**About this exercise:**
Nothing in the data below may be left out; return all of it exactly.

(Interface dataset entries)
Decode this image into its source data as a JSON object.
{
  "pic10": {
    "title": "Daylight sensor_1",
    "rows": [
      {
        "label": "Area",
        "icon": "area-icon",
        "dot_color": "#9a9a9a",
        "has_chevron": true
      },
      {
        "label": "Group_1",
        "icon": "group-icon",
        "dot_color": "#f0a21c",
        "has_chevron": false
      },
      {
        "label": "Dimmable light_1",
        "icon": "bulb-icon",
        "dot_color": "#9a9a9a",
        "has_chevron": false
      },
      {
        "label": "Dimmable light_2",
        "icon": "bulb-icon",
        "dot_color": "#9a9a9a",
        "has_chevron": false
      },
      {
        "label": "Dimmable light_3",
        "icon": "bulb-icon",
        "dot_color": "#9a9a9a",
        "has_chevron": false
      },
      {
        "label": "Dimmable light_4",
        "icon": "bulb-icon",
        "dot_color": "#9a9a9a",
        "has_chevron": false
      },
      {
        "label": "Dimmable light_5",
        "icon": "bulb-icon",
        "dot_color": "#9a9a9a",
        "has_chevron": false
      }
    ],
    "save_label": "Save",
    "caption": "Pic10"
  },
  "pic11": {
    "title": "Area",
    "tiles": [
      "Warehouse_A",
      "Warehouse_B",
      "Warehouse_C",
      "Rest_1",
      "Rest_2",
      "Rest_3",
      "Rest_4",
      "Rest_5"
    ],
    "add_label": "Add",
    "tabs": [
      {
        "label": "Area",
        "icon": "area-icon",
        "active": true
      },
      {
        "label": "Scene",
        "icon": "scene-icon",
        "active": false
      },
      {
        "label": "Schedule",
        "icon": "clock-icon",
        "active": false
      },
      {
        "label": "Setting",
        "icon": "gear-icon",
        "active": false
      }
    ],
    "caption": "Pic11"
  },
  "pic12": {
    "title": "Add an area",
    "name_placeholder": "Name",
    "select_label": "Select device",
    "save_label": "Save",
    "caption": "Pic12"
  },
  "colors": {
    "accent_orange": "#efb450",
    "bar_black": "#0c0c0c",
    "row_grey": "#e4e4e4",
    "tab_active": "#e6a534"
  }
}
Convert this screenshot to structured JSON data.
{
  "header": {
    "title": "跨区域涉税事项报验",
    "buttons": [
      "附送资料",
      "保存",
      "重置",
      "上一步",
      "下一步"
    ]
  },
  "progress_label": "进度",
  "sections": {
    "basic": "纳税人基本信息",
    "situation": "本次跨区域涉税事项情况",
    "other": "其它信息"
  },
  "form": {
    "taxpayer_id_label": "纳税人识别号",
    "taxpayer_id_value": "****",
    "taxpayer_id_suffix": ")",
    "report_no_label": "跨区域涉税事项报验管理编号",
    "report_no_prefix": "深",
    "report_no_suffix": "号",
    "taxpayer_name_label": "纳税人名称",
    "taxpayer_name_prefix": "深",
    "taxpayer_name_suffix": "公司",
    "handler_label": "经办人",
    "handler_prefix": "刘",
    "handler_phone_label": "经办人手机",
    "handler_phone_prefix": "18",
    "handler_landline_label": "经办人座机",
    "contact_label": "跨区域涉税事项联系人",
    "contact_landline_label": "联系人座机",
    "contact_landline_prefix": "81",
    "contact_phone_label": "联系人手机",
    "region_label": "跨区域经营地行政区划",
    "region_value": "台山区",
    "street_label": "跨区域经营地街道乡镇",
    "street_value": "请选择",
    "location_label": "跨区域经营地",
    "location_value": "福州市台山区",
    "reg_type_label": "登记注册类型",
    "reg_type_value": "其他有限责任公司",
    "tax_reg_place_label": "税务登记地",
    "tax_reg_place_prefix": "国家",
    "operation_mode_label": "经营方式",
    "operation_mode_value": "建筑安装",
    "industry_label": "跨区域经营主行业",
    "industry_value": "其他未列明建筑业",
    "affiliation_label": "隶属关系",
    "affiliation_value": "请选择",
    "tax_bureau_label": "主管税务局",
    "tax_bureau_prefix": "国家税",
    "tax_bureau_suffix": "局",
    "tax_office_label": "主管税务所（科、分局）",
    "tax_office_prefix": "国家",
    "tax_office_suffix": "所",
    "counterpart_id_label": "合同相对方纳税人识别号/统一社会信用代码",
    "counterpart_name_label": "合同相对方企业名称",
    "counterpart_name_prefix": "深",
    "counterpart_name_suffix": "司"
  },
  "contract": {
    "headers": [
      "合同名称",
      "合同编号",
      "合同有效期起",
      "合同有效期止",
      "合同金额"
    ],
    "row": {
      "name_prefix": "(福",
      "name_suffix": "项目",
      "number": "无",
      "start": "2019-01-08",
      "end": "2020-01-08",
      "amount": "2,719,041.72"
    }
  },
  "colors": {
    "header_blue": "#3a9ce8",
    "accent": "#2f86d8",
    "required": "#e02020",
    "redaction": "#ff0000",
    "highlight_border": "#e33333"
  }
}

**Output for this task:**
Decode this image into its source data as a JSON object.
{
  "pic10": {
    "title": "Daylight sensor_1",
    "rows": [
      {
        "label": "Area",
        "icon": "area-icon",
        "dot_color": "#9a9a9a",
        "has_chevron": true
      },
      {
        "label": "Group_1",
        "icon": "group-icon",
        "dot_color": "#f0a21c",
        "has_chevron": false
      },
      {
        "label": "Dimmable light_1",
        "icon": "bulb-icon",
        "dot_color": "#9a9a9a",
        "has_chevron": false
      },
      {
        "label": "Dimmable light_2",
        "icon": "bulb-icon",
        "dot_color": "#9a9a9a",
        "has_chevron": false
      },
      {
        "label": "Dimmable light_3",
        "icon": "bulb-icon",
        "dot_color": "#9a9a9a",
        "has_chevron": false
      },
      {
        "label": "Dimmable light_4",
        "icon": "bulb-icon",
        "dot_color": "#9a9a9a",
        "has_chevron": false
      },
      {
        "label": "Dimmable light_5",
        "icon": "bulb-icon",
        "dot_color": "#9a9a9a",
        "has_chevron": false
      }
    ],
    "save_label": "Save",
    "caption": "Pic10"
  },
  "pic11": {
    "title": "Area",
    "tiles": [
      "Warehouse_A",
      "Warehouse_B",
      "Warehouse_C",
      "Rest_1",
      "Rest_2",
      "Rest_3",
      "Rest_4",
      "Rest_5"
    ],
    "add_label": "Add",
    "tabs": [
      {
        "label": "Area",
        "icon": "area-icon",
        "active": true
      },
      {
        "label": "Scene",
        "icon": "scene-icon",
        "active": false
      },
      {
        "label": "Schedule",
        "icon": "clock-icon",
        "active": false
      },
      {
        "label": "Setting",
        "icon": "gear-icon",
        "active": false
      }
    ],
    "caption": "Pic11"
  },
  "pic12": {
    "title": "Add an area",
    "name_placeholder": "Name",
    "select_label": "Select device",
    "save_label": "Save",
    "caption": "Pic12"
  },
  "colors": {
    "accent_orange": "#efb450",
    "bar_black": "#0c0c0c",
    "row_grey": "#e4e4e4",
    "tab_active": "#e6a534"
  }
}
Convert this screenshot to structured JSON data.
{
  "header": {
    "title": "跨区域涉税事项报验",
    "buttons": [
      "附送资料",
      "保存",
      "重置",
      "上一步",
      "下一步"
    ]
  },
  "progress_label": "进度",
  "sections": {
    "basic": "纳税人基本信息",
    "situation": "本次跨区域涉税事项情况",
    "other": "其它信息"
  },
  "form": {
    "taxpayer_id_label": "纳税人识别号",
    "taxpayer_id_value": "****",
    "taxpayer_id_suffix": ")",
    "report_no_label": "跨区域涉税事项报验管理编号",
    "report_no_prefix": "深",
    "report_no_suffix": "号",
    "taxpayer_name_label": "纳税人名称",
    "taxpayer_name_prefix": "深",
    "taxpayer_name_suffix": "公司",
    "handler_label": "经办人",
    "handler_prefix": "刘",
    "handler_phone_label": "经办人手机",
    "handler_phone_prefix": "18",
    "handler_landline_label": "经办人座机",
    "contact_label": "跨区域涉税事项联系人",
    "contact_landline_label": "联系人座机",
    "contact_landline_prefix": "81",
    "contact_phone_label": "联系人手机",
    "region_label": "跨区域经营地行政区划",
    "region_value": "台山区",
    "street_label": "跨区域经营地街道乡镇",
    "street_value": "请选择",
    "location_label": "跨区域经营地",
    "location_value": "福州市台山区",
    "reg_type_label": "登记注册类型",
    "reg_type_value": "其他有限责任公司",
    "tax_reg_place_label": "税务登记地",
    "tax_reg_place_prefix": "国家",
    "operation_mode_label": "经营方式",
    "operation_mode_value": "建筑安装",
    "industry_label": "跨区域经营主行业",
    "industry_value": "其他未列明建筑业",
    "affiliation_label": "隶属关系",
    "affiliation_value": "请选择",
    "tax_bureau_label": "主管税务局",
    "tax_bureau_prefix": "国家税",
    "tax_bureau_suffix": "局",
    "tax_office_label": "主管税务所（科、分局）",
    "tax_office_prefix": "国家",
    "tax_office_suffix": "所",
    "counterpart_id_label": "合同相对方纳税人识别号/统一社会信用代码",
    "counterpart_name_label": "合同相对方企业名称",
    "counterpart_name_prefix": "深",
    "counterpart_name_suffix": "司"
  },
  "contract": {
    "headers": [
      "合同名称",
      "合同编号",
      "合同有效期起",
      "合同有效期止",
      "合同金额"
    ],
    "row": {
      "name_prefix": "(福",
      "name_suffix": "项目",
      "number": "无",
      "start": "2019-01-08",
      "end": "2020-01-08",
      "amount": "2,719,041.72"
    }
  },
  "colors": {
    "header_blue": "#3a9ce8",
    "accent": "#2f86d8",
    "required": "#e02020",
    "redaction": "#ff0000",
    "highlight_border": "#e33333"
  }
}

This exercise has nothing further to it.